**Your objective:** Your answer should consist of every line from the records that holds the string "Grabar".

**Records shown:**
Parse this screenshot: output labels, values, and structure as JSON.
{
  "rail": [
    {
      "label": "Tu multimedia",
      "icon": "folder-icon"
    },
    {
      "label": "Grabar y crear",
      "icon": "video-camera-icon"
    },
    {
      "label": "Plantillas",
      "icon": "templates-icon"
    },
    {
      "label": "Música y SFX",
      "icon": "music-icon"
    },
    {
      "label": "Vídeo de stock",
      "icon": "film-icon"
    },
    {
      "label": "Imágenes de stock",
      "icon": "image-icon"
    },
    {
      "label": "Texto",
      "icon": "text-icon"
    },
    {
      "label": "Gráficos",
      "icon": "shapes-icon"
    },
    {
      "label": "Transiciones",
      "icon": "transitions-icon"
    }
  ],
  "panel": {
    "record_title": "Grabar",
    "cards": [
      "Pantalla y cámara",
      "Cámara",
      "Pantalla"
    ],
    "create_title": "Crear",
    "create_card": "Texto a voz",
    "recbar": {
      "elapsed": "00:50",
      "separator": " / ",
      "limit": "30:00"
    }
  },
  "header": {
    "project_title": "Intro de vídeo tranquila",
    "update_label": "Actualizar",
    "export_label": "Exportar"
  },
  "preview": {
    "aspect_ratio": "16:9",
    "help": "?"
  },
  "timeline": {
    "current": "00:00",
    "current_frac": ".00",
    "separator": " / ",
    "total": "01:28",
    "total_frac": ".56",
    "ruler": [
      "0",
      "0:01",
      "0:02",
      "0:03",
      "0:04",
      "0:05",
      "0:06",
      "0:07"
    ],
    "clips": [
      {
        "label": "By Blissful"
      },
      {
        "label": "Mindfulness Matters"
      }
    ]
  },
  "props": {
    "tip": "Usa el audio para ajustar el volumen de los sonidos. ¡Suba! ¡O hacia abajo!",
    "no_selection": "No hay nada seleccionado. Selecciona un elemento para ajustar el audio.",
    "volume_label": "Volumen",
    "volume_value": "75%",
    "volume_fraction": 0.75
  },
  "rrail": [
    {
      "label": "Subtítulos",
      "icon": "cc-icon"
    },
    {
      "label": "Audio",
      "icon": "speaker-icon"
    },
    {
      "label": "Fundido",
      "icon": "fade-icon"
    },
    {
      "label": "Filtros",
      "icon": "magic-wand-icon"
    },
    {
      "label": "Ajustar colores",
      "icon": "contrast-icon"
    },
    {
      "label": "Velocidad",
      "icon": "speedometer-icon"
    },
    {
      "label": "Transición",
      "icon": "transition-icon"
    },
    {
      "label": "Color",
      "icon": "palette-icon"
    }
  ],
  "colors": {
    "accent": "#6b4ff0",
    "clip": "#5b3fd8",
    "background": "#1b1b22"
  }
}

**Worked solution:**
      "label": "Grabar y crear",
    "record_title": "Grabar",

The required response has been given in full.